Generally speaking, the Law Society’s complaints investigation process is confidential — and the Law Society will update only the lawyer and the complainant involved unless and until a citation is authorized. The promise of confidentiality is important to safeguarding the privacy of complainants, preserving the integrity of the Society’s investigations and ensuring that lawyers are not unfairly prejudiced by publicity arising from unfounded complaints. It sometimes happens that a lawyer's conduct in a courtroom or public venue is reported in the media or a complainant speaks publicly about a complaint. In such cases, the Law Society cannot be put in the untenable position of "denying the obvious." In those cases, we can disclose the existence of a complaint or the status of a Law Society investigation into a lawyer’s conduct if asked.
There are also cases in which complaints are informally resolved.
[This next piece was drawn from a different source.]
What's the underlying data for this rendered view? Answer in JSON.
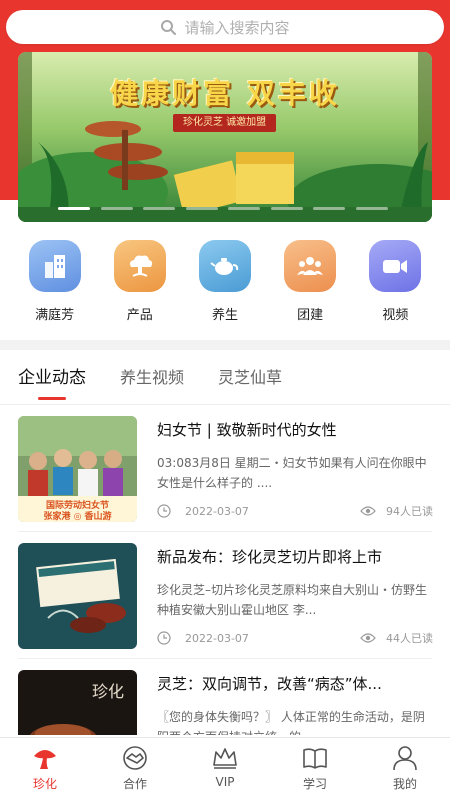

The Discipline Committee, for example, may order that a lawyer attend a conduct review, which is an informal meeting with a Bencher and another lawyer. A conduct review can often help a lawyer identify and overcome problems in practice. Most often, the matter does not proceed to a citation or hearing.
Generally speaking, a lawyer will participate in a conduct review, and derive its benefits, on the understanding that it will remain confidential from persons other than the complainant. However, if the subject of the conduct review is already in the public eye, our rules allow the Society to confirm that a conduct review has been ordered and note its outcome.
For several years, Law Society credentials hearings have also been open to the public, and our rules now specifically provide for online publication of reports and distribution of summaries.
Striking the right balance between a transparent regulatory process and the legitimate privacy interests of lawyers and others will always be a concern. I extend great appreciation to members of the Disclosure and Privacy Task Force for providing guidance to the Benchers as we review our rules and for the hard-working staff who have supported them. I make particular note of the work of Peter J. Keighley, QC (now a master of the Supreme Court) who chaired the Task Force for two years, and am pleased to see this work continued under the new chair, Vancouver Bencher John Hunter, QC.
This year’s Annual General Meeting was the first in recent years at which the Law Society practice fee was not debated. The practice fee was set by a referendum this summer in which a majority of those lawyers voting decided that the CBA fee should be voluntary. While this shift is undoubtedly a challenge for the CBA, I am pleased to see the CBA moving forward with confidence. I wish to thank past President of the BC Branch, Robert Brun, for his professionalism throughout the referendum campaign. I wish all the best to the 2004/ 2005 President, Michael Woodward.
My congratulations to Vancouver Bencher Anna K. Fung, QC, elected by members at the AGM to serve as Second Vice-President in 2005. Anna has all the right qualities to lead the profession and I wish her every success.
I would also like to congratulate Richard R. Sudgen, QC who has been chosen to receive the Law Society Award in 2004. All lawyers are invited to attend the presentation at the Bencher & Bar Dinner in Vancouver on November 17.
I close on a reflective note on our loss of Life Benchers David Gibbons, QC and Henry Hutcheon, QC in recent months. We miss them greatly and will cherish the memories.